> **What you have to do**: An exact copy of all the data below is needed, without its pictures.

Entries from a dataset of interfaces
^^^^^^^^

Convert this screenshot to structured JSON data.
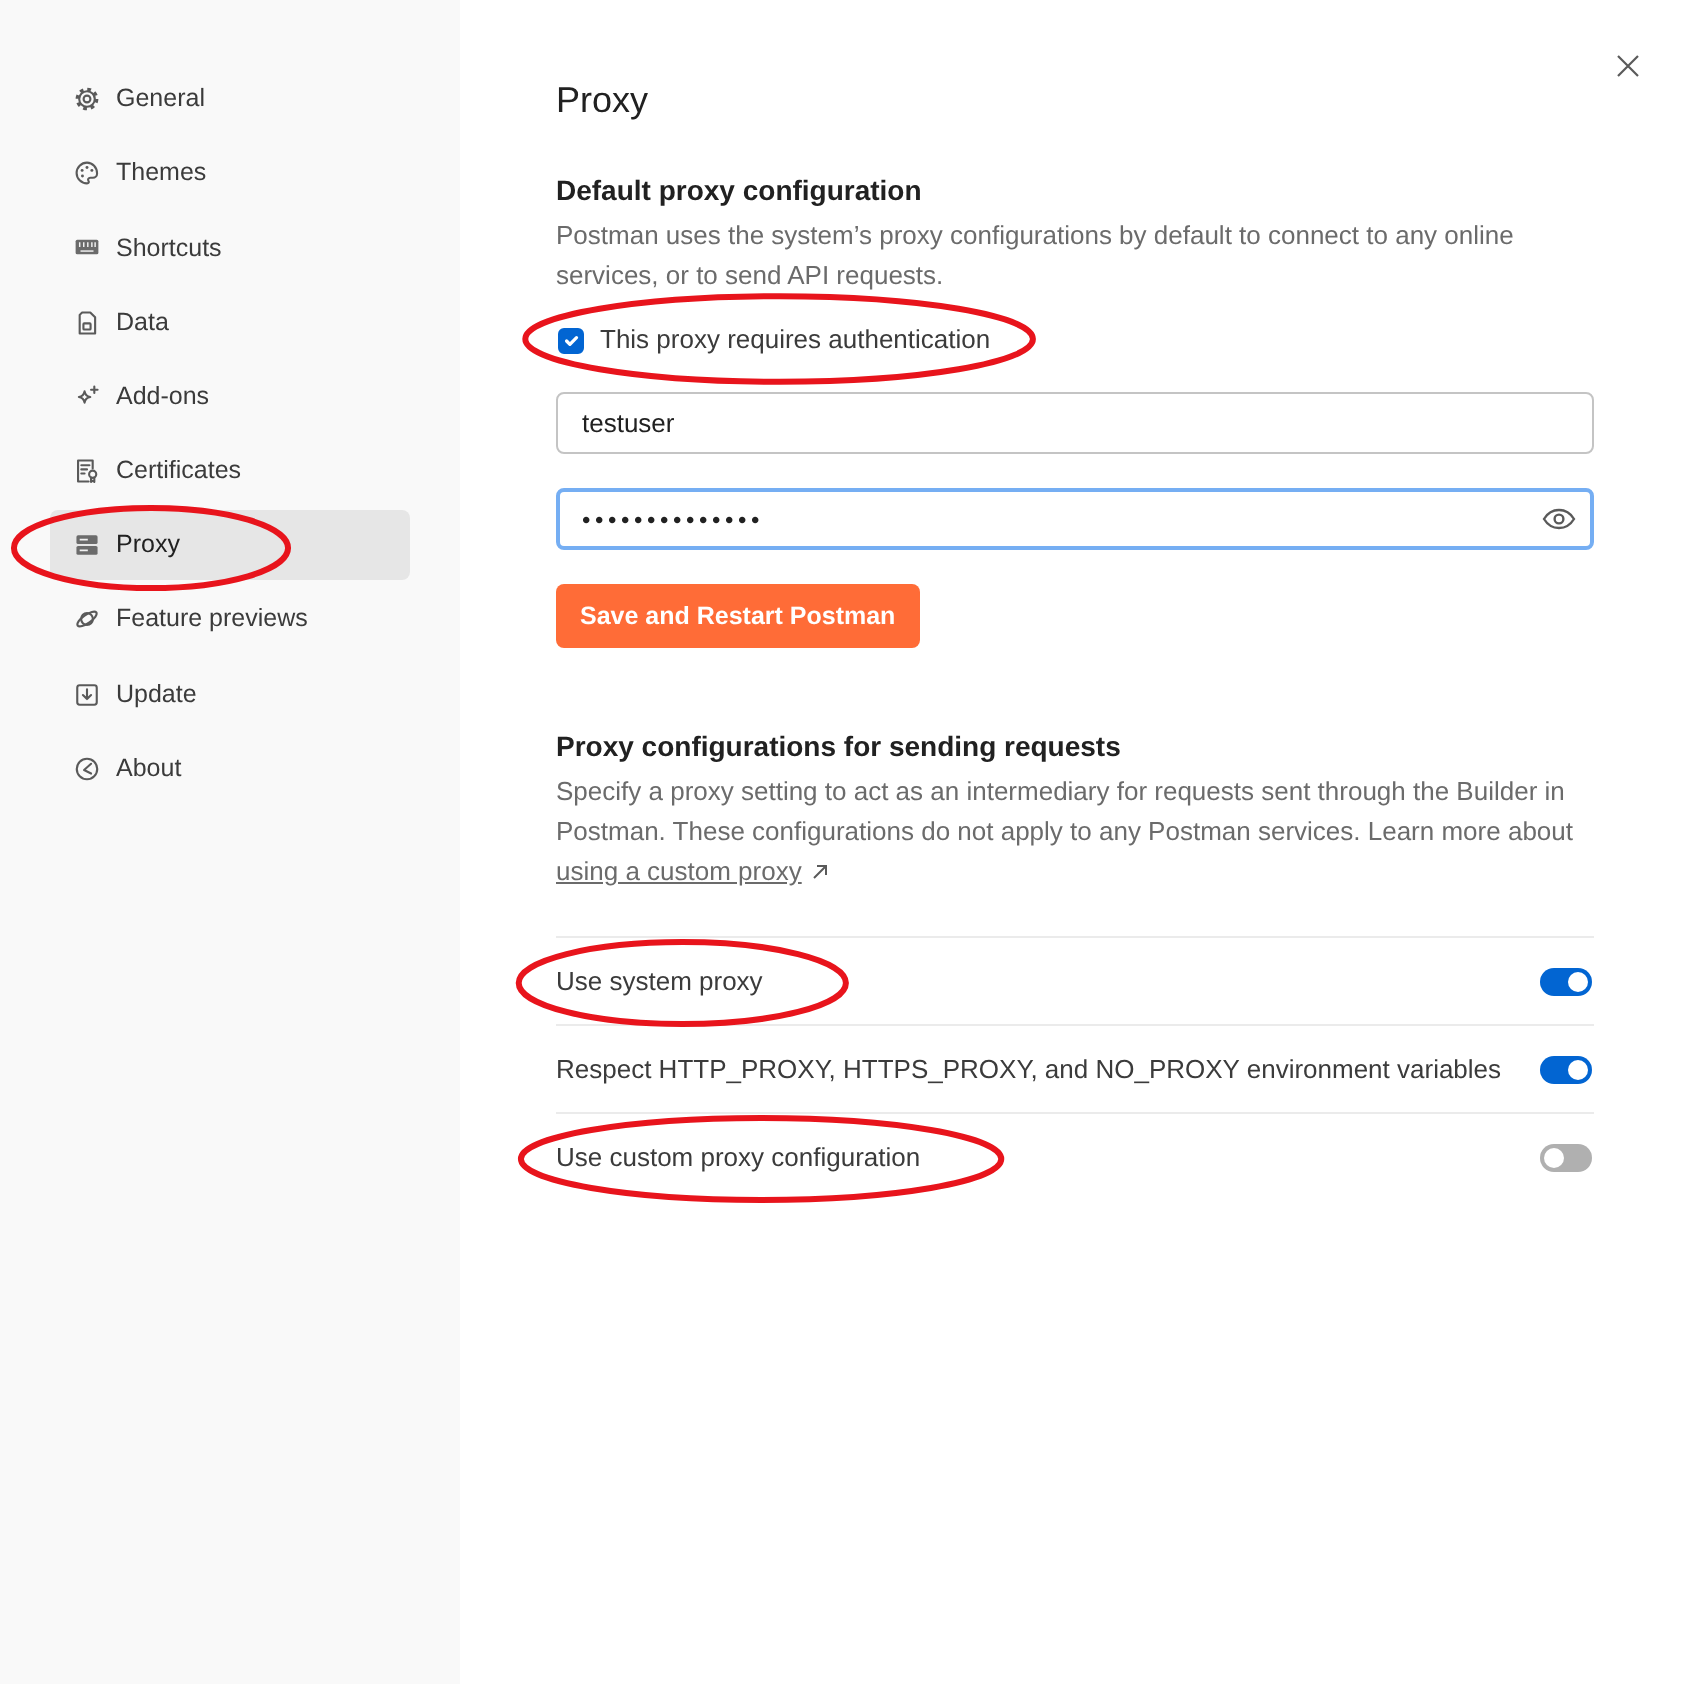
{
  "sidebar": {
    "items": [
      {
        "label": "General",
        "selected": false,
        "circled": false
      },
      {
        "label": "Themes",
        "selected": false,
        "circled": false
      },
      {
        "label": "Shortcuts",
        "selected": false,
        "circled": false
      },
      {
        "label": "Data",
        "selected": false,
        "circled": false
      },
      {
        "label": "Add-ons",
        "selected": false,
        "circled": false
      },
      {
        "label": "Certificates",
        "selected": false,
        "circled": false
      },
      {
        "label": "Proxy",
        "selected": true,
        "circled": true
      },
      {
        "label": "Feature previews",
        "selected": false,
        "circled": false
      },
      {
        "label": "Update",
        "selected": false,
        "circled": false
      },
      {
        "label": "About",
        "selected": false,
        "circled": false
      }
    ]
  },
  "page": {
    "title": "Proxy"
  },
  "default_proxy": {
    "heading": "Default proxy configuration",
    "description": "Postman uses the system’s proxy configurations by default to connect to any online services, or to send API requests.",
    "auth_checkbox": {
      "label": "This proxy requires authentication",
      "checked": true,
      "circled": true
    },
    "username_field": {
      "value": "testuser"
    },
    "password_field": {
      "value": "••••••••••••••",
      "focused": true
    },
    "save_button": {
      "label": "Save and Restart Postman"
    }
  },
  "sending_requests": {
    "heading": "Proxy configurations for sending requests",
    "description": "Specify a proxy setting to act as an intermediary for requests sent through the Builder in Postman. These configurations do not apply to any Postman services. Learn more about",
    "link": {
      "label": "using a custom proxy"
    },
    "settings": [
      {
        "label": "Use system proxy",
        "on": true,
        "circled": true
      },
      {
        "label": "Respect HTTP_PROXY, HTTPS_PROXY, and NO_PROXY environment variables",
        "on": true,
        "circled": false
      },
      {
        "label": "Use custom proxy configuration",
        "on": false,
        "circled": true
      }
    ]
  }
}
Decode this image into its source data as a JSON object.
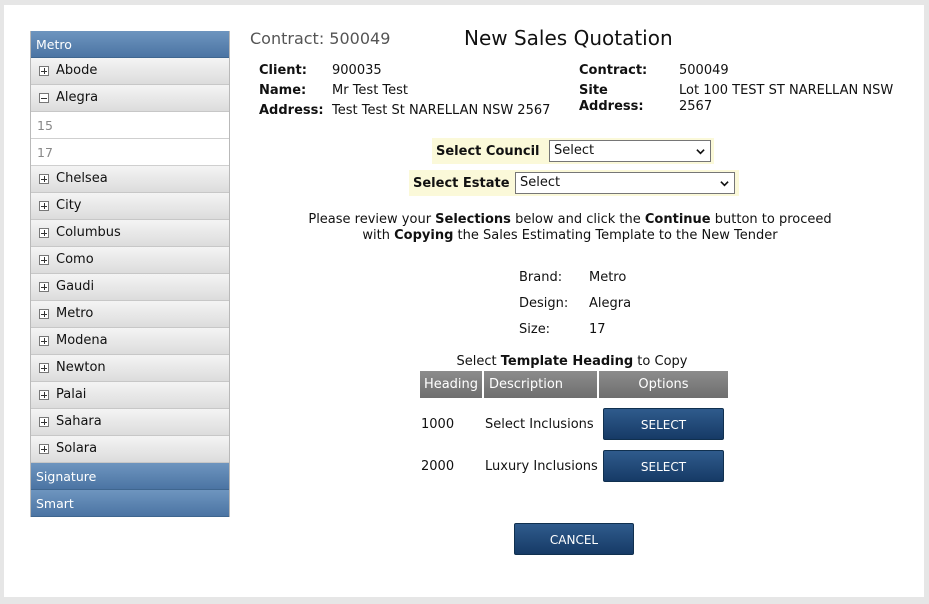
{
  "sidebar": {
    "brands": [
      {
        "label": "Metro"
      },
      {
        "label": "Signature"
      },
      {
        "label": "Smart"
      }
    ],
    "designs": [
      {
        "label": "Abode",
        "expanded": false
      },
      {
        "label": "Alegra",
        "expanded": true,
        "sizes": [
          "15",
          "17"
        ]
      },
      {
        "label": "Chelsea",
        "expanded": false
      },
      {
        "label": "City",
        "expanded": false
      },
      {
        "label": "Columbus",
        "expanded": false
      },
      {
        "label": "Como",
        "expanded": false
      },
      {
        "label": "Gaudi",
        "expanded": false
      },
      {
        "label": "Metro",
        "expanded": false
      },
      {
        "label": "Modena",
        "expanded": false
      },
      {
        "label": "Newton",
        "expanded": false
      },
      {
        "label": "Palai",
        "expanded": false
      },
      {
        "label": "Sahara",
        "expanded": false
      },
      {
        "label": "Solara",
        "expanded": false
      }
    ]
  },
  "header": {
    "contract_title": "Contract: 500049",
    "page_title": "New Sales Quotation"
  },
  "info_left": {
    "client_label": "Client:",
    "client_value": "900035",
    "name_label": "Name:",
    "name_value": "Mr Test Test",
    "address_label": "Address:",
    "address_value": "Test Test St NARELLAN NSW 2567"
  },
  "info_right": {
    "contract_label": "Contract:",
    "contract_value": "500049",
    "site_label_1": "Site",
    "site_label_2": "Address:",
    "site_value_1": "Lot 100 TEST ST NARELLAN NSW",
    "site_value_2": "2567"
  },
  "selectors": {
    "council_label": "Select Council",
    "council_value": "Select",
    "estate_label": "Select Estate",
    "estate_value": "Select"
  },
  "instruction": {
    "p1": "Please review your ",
    "b1": "Selections",
    "p2": " below and click the ",
    "b2": "Continue",
    "p3": " button to proceed",
    "p4": "with ",
    "b3": "Copying",
    "p5": " the Sales Estimating Template to the New Tender"
  },
  "summary": {
    "brand_label": "Brand:",
    "brand_value": "Metro",
    "design_label": "Design:",
    "design_value": "Alegra",
    "size_label": "Size:",
    "size_value": "17"
  },
  "template": {
    "title_pre": "Select ",
    "title_bold": "Template Heading",
    "title_post": " to Copy",
    "columns": [
      "Heading",
      "Description",
      "Options"
    ],
    "rows": [
      {
        "heading": "1000",
        "description": "Select Inclusions",
        "button": "SELECT"
      },
      {
        "heading": "2000",
        "description": "Luxury Inclusions",
        "button": "SELECT"
      }
    ]
  },
  "cancel_label": "CANCEL",
  "colors": {
    "brand_bar": "#5a82b0",
    "button": "#1f4677",
    "highlight": "#fbf9d9",
    "table_header": "#7d7d7d"
  }
}
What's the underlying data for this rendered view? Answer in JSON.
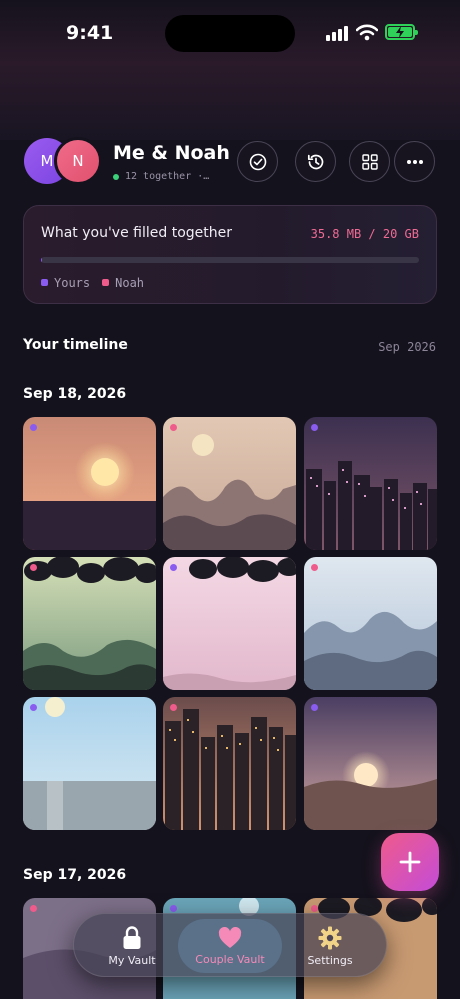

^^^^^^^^

> **Response area**:
Convert this screenshot to structured JSON data.
{
  "sidebar": {
    "items": [
      {
        "label": "General",
        "selected": false,
        "circled": false
      },
      {
        "label": "Themes",
        "selected": false,
        "circled": false
      },
      {
        "label": "Shortcuts",
        "selected": false,
        "circled": false
      },
      {
        "label": "Data",
        "selected": false,
        "circled": false
      },
      {
        "label": "Add-ons",
        "selected": false,
        "circled": false
      },
      {
        "label": "Certificates",
        "selected": false,
        "circled": false
      },
      {
        "label": "Proxy",
        "selected": true,
        "circled": true
      },
      {
        "label": "Feature previews",
        "selected": false,
        "circled": false
      },
      {
        "label": "Update",
        "selected": false,
        "circled": false
      },
      {
        "label": "About",
        "selected": false,
        "circled": false
      }
    ]
  },
  "page": {
    "title": "Proxy"
  },
  "default_proxy": {
    "heading": "Default proxy configuration",
    "description": "Postman uses the system’s proxy configurations by default to connect to any online services, or to send API requests.",
    "auth_checkbox": {
      "label": "This proxy requires authentication",
      "checked": true,
      "circled": true
    },
    "username_field": {
      "value": "testuser"
    },
    "password_field": {
      "value": "••••••••••••••",
      "focused": true
    },
    "save_button": {
      "label": "Save and Restart Postman"
    }
  },
  "sending_requests": {
    "heading": "Proxy configurations for sending requests",
    "description": "Specify a proxy setting to act as an intermediary for requests sent through the Builder in Postman. These configurations do not apply to any Postman services. Learn more about",
    "link": {
      "label": "using a custom proxy"
    },
    "settings": [
      {
        "label": "Use system proxy",
        "on": true,
        "circled": true
      },
      {
        "label": "Respect HTTP_PROXY, HTTPS_PROXY, and NO_PROXY environment variables",
        "on": true,
        "circled": false
      },
      {
        "label": "Use custom proxy configuration",
        "on": false,
        "circled": true
      }
    ]
  }
}
Decode this image into its source data as a JSON object.
{
  "sidebar": {
    "brands": [
      {
        "label": "Metro"
      },
      {
        "label": "Signature"
      },
      {
        "label": "Smart"
      }
    ],
    "designs": [
      {
        "label": "Abode",
        "expanded": false
      },
      {
        "label": "Alegra",
        "expanded": true,
        "sizes": [
          "15",
          "17"
        ]
      },
      {
        "label": "Chelsea",
        "expanded": false
      },
      {
        "label": "City",
        "expanded": false
      },
      {
        "label": "Columbus",
        "expanded": false
      },
      {
        "label": "Como",
        "expanded": false
      },
      {
        "label": "Gaudi",
        "expanded": false
      },
      {
        "label": "Metro",
        "expanded": false
      },
      {
        "label": "Modena",
        "expanded": false
      },
      {
        "label": "Newton",
        "expanded": false
      },
      {
        "label": "Palai",
        "expanded": false
      },
      {
        "label": "Sahara",
        "expanded": false
      },
      {
        "label": "Solara",
        "expanded": false
      }
    ]
  },
  "header": {
    "contract_title": "Contract: 500049",
    "page_title": "New Sales Quotation"
  },
  "info_left": {
    "client_label": "Client:",
    "client_value": "900035",
    "name_label": "Name:",
    "name_value": "Mr Test Test",
    "address_label": "Address:",
    "address_value": "Test Test St NARELLAN NSW 2567"
  },
  "info_right": {
    "contract_label": "Contract:",
    "contract_value": "500049",
    "site_label_1": "Site",
    "site_label_2": "Address:",
    "site_value_1": "Lot 100 TEST ST NARELLAN NSW",
    "site_value_2": "2567"
  },
  "selectors": {
    "council_label": "Select Council",
    "council_value": "Select",
    "estate_label": "Select Estate",
    "estate_value": "Select"
  },
  "instruction": {
    "p1": "Please review your ",
    "b1": "Selections",
    "p2": " below and click the ",
    "b2": "Continue",
    "p3": " button to proceed",
    "p4": "with ",
    "b3": "Copying",
    "p5": " the Sales Estimating Template to the New Tender"
  },
  "summary": {
    "brand_label": "Brand:",
    "brand_value": "Metro",
    "design_label": "Design:",
    "design_value": "Alegra",
    "size_label": "Size:",
    "size_value": "17"
  },
  "template": {
    "title_pre": "Select ",
    "title_bold": "Template Heading",
    "title_post": " to Copy",
    "columns": [
      "Heading",
      "Description",
      "Options"
    ],
    "rows": [
      {
        "heading": "1000",
        "description": "Select Inclusions",
        "button": "SELECT"
      },
      {
        "heading": "2000",
        "description": "Luxury Inclusions",
        "button": "SELECT"
      }
    ]
  },
  "cancel_label": "CANCEL",
  "colors": {
    "brand_bar": "#5a82b0",
    "button": "#1f4677",
    "highlight": "#fbf9d9",
    "table_header": "#7d7d7d"
  }
}
What's the underlying data for this rendered view? Answer in JSON.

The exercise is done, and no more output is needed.